WORK INSTRUCTION: Write out the data exactly as given, dropping every picture.

━━ THE DATA ━━

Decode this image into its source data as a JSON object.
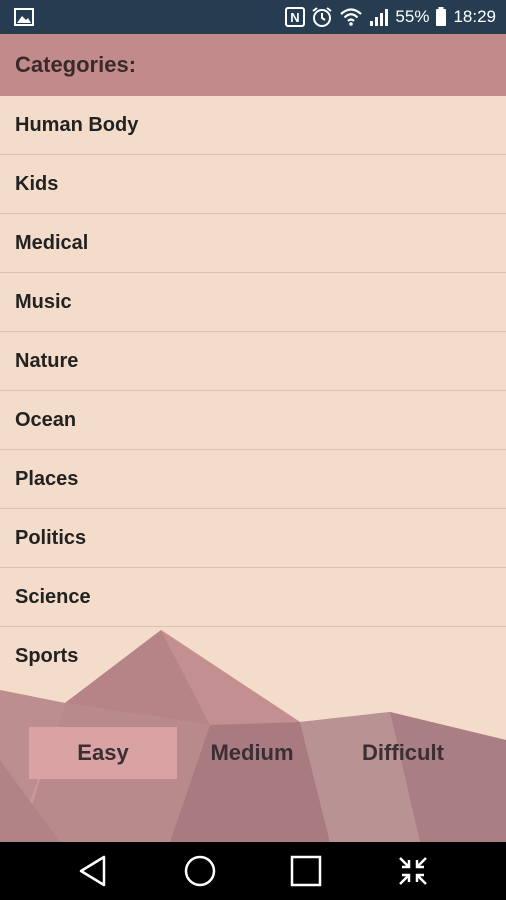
{
  "status_bar": {
    "left_icon": "image-icon",
    "icons": [
      "nfc-icon",
      "alarm-icon",
      "wifi-icon",
      "signal-icon"
    ],
    "battery_percent": "55%",
    "battery_icon": "battery-icon",
    "time": "18:29"
  },
  "header": {
    "title": "Categories:"
  },
  "categories": [
    {
      "label": "Human Body"
    },
    {
      "label": "Kids"
    },
    {
      "label": "Medical"
    },
    {
      "label": "Music"
    },
    {
      "label": "Nature"
    },
    {
      "label": "Ocean"
    },
    {
      "label": "Places"
    },
    {
      "label": "Politics"
    },
    {
      "label": "Science"
    },
    {
      "label": "Sports"
    }
  ],
  "difficulty": {
    "options": [
      {
        "label": "Easy",
        "selected": true
      },
      {
        "label": "Medium",
        "selected": false
      },
      {
        "label": "Difficult",
        "selected": false
      }
    ]
  },
  "nav_bar": {
    "buttons": [
      "back-icon",
      "home-icon",
      "recents-icon",
      "collapse-icon"
    ]
  },
  "colors": {
    "status_bar": "#263c50",
    "header": "#c18b8c",
    "list_background": "#f4dccb",
    "selected_difficulty": "#d9a2a3"
  }
}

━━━

SOLUTION FOR THIS EXERCISE:
Decode this image into its source data as a JSON object.
{
  "status_bar": {
    "left_icon": "image-icon",
    "icons": [
      "nfc-icon",
      "alarm-icon",
      "wifi-icon",
      "signal-icon"
    ],
    "battery_percent": "55%",
    "battery_icon": "battery-icon",
    "time": "18:29"
  },
  "header": {
    "title": "Categories:"
  },
  "categories": [
    {
      "label": "Human Body"
    },
    {
      "label": "Kids"
    },
    {
      "label": "Medical"
    },
    {
      "label": "Music"
    },
    {
      "label": "Nature"
    },
    {
      "label": "Ocean"
    },
    {
      "label": "Places"
    },
    {
      "label": "Politics"
    },
    {
      "label": "Science"
    },
    {
      "label": "Sports"
    }
  ],
  "difficulty": {
    "options": [
      {
        "label": "Easy",
        "selected": true
      },
      {
        "label": "Medium",
        "selected": false
      },
      {
        "label": "Difficult",
        "selected": false
      }
    ]
  },
  "nav_bar": {
    "buttons": [
      "back-icon",
      "home-icon",
      "recents-icon",
      "collapse-icon"
    ]
  },
  "colors": {
    "status_bar": "#263c50",
    "header": "#c18b8c",
    "list_background": "#f4dccb",
    "selected_difficulty": "#d9a2a3"
  }
}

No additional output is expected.